* [What is being asked]: Among these entries, count the lines containing the word "gateway" and answer with only the number.

Data records for software interfaces:
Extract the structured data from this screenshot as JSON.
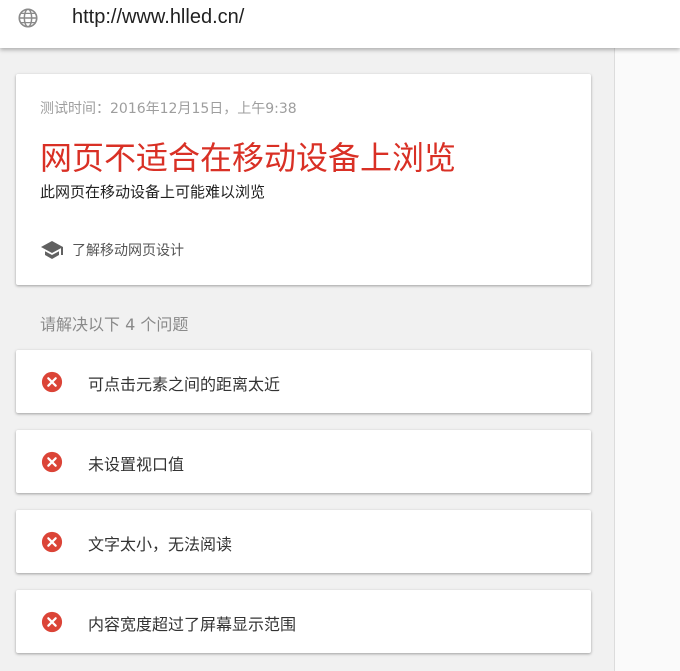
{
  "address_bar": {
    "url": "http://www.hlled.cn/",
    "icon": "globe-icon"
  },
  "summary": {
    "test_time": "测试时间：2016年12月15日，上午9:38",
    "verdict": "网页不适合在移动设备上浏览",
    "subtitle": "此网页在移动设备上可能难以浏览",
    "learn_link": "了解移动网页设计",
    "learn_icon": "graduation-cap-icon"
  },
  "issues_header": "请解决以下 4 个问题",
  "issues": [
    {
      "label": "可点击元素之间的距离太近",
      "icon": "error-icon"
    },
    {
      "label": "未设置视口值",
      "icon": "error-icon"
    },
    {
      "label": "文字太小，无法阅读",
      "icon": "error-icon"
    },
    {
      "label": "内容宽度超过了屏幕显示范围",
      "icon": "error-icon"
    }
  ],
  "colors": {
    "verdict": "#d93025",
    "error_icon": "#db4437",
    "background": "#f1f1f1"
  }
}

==

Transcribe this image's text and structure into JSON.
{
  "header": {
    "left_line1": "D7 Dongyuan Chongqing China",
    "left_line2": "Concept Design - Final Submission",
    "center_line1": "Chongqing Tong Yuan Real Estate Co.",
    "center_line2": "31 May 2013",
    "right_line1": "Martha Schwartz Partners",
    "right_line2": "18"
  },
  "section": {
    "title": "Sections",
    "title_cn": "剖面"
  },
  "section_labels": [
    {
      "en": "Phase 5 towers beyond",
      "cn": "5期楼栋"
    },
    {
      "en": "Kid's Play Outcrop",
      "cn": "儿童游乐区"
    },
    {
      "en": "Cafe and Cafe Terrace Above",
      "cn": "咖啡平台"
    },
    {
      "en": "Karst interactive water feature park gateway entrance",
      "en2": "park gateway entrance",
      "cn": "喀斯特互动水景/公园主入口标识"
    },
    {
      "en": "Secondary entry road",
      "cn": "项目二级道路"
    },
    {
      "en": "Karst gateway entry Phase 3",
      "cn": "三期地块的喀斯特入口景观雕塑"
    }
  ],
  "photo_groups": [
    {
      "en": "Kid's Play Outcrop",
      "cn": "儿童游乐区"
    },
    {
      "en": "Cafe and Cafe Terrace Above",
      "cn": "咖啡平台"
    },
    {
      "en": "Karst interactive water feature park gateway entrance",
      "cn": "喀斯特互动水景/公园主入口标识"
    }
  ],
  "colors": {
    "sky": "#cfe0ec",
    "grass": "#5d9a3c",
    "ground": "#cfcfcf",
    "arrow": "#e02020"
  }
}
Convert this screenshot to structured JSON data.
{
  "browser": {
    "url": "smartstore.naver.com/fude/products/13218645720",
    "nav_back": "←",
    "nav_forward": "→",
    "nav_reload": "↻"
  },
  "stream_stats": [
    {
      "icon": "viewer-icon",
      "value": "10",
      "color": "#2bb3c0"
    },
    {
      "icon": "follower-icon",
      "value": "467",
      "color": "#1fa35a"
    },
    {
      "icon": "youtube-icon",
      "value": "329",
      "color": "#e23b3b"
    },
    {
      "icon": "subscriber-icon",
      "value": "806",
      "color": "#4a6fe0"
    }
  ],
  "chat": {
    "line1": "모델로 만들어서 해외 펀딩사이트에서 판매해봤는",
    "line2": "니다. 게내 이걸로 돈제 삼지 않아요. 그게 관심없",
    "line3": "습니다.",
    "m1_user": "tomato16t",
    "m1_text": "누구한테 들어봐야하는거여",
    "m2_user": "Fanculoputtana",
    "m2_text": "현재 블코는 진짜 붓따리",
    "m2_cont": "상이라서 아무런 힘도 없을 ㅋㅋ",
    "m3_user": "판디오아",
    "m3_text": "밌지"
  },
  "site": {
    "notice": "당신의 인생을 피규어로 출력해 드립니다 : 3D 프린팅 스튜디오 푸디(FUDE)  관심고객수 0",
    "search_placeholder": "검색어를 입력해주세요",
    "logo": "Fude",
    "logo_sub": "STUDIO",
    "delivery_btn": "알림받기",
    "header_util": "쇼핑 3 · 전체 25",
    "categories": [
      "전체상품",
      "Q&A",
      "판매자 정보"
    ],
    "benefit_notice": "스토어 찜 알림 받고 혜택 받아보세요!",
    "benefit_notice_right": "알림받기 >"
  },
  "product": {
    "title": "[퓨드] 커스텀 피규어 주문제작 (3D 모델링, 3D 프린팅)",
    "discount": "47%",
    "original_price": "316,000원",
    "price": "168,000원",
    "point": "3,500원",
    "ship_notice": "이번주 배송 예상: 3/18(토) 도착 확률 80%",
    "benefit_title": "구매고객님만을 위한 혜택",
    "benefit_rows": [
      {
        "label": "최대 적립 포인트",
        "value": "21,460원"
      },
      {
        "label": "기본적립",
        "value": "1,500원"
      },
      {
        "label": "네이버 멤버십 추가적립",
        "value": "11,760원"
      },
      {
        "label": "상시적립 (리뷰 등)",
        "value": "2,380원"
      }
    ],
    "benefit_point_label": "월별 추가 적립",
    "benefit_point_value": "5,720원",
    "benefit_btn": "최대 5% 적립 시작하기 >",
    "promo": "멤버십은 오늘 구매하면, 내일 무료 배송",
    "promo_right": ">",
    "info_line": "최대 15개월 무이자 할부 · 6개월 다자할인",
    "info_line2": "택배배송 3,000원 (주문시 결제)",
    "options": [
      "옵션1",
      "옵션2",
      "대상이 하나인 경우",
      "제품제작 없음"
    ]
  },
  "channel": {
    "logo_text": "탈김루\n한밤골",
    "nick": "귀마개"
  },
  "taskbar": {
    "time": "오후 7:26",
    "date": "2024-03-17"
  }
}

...

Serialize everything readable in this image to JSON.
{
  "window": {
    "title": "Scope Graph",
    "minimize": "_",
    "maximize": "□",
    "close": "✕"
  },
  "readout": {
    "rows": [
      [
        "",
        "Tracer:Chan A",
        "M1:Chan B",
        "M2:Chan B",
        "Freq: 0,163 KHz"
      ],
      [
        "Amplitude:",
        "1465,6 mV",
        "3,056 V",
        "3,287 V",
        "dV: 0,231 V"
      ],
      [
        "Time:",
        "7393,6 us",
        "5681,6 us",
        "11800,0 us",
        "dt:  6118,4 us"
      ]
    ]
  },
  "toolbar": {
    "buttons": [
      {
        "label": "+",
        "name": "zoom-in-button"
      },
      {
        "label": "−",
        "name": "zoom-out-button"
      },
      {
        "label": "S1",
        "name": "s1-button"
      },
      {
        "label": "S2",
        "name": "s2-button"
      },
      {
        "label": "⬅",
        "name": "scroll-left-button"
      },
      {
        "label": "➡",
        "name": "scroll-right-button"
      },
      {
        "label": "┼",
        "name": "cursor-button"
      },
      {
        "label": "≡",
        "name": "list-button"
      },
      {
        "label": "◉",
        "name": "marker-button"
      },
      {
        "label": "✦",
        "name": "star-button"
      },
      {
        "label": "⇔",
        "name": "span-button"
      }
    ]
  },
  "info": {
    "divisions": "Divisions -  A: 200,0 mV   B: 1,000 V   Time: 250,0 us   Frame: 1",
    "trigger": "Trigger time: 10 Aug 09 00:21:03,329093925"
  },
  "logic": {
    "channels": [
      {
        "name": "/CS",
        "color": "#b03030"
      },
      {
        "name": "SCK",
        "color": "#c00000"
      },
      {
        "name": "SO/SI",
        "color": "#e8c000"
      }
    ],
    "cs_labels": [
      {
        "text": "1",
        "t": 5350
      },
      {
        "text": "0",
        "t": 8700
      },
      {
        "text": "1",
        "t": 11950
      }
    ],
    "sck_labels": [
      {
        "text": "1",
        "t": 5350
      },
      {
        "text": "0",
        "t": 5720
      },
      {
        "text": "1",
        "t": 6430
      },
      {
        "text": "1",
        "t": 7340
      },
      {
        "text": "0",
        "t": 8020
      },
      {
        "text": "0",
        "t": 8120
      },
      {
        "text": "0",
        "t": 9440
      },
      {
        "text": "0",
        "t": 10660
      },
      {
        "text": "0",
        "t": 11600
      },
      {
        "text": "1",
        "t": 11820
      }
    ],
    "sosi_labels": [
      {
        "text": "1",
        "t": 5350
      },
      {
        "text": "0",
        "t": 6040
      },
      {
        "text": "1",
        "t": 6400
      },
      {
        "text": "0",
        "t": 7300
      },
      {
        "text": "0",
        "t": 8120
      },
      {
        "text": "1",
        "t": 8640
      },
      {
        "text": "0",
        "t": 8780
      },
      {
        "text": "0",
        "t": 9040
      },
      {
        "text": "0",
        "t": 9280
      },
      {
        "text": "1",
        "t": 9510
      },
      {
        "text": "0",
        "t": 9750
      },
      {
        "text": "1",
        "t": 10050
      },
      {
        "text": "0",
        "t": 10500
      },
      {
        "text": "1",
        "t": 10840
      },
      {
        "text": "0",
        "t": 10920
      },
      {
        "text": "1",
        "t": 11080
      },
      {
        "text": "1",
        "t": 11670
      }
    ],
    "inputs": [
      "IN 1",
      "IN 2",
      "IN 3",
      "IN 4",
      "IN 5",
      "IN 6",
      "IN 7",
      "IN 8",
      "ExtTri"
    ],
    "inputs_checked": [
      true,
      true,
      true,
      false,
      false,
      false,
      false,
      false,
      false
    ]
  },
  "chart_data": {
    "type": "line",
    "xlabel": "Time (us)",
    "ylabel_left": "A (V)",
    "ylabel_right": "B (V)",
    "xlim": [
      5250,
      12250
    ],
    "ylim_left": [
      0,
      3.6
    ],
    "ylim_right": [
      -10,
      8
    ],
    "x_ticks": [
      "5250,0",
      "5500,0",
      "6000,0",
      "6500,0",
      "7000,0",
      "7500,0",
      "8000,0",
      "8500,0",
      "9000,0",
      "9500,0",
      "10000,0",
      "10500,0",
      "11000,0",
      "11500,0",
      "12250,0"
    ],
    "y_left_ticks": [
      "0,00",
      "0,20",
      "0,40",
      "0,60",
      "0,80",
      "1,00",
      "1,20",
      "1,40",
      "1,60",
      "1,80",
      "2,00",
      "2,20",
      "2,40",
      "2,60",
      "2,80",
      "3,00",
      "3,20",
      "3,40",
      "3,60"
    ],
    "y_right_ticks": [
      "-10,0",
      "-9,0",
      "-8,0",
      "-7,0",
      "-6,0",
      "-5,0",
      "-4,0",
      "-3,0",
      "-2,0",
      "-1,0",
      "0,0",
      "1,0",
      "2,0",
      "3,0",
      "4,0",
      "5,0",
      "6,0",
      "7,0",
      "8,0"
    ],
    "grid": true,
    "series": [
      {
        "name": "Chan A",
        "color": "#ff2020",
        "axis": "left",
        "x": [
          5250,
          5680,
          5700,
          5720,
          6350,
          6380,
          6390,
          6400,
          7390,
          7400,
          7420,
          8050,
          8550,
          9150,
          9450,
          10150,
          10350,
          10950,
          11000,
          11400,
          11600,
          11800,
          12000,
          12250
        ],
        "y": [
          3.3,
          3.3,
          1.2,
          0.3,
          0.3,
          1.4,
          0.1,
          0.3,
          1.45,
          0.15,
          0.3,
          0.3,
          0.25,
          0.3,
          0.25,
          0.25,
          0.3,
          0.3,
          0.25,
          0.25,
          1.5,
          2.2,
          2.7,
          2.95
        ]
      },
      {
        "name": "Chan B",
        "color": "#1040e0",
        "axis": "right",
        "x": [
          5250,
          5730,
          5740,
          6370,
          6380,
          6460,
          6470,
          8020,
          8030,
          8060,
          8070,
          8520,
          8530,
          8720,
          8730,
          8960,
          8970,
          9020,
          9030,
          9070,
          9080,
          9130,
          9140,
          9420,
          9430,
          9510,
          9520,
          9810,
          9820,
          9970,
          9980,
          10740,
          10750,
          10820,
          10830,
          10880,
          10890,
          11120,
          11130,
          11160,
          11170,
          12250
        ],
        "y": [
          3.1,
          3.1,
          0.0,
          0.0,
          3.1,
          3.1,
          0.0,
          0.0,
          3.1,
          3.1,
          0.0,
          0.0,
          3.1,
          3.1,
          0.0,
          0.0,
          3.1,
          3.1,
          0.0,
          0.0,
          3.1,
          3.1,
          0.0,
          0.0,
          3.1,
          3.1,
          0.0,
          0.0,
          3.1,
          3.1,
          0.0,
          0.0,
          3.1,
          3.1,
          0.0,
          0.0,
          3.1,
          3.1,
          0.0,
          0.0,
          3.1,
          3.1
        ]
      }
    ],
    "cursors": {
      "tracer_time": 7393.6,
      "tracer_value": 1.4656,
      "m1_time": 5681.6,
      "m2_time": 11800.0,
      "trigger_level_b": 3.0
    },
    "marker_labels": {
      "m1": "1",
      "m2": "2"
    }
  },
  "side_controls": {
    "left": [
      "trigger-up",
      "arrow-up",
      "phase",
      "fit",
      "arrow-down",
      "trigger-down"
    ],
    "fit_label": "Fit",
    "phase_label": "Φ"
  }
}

* [Output of the task]: 4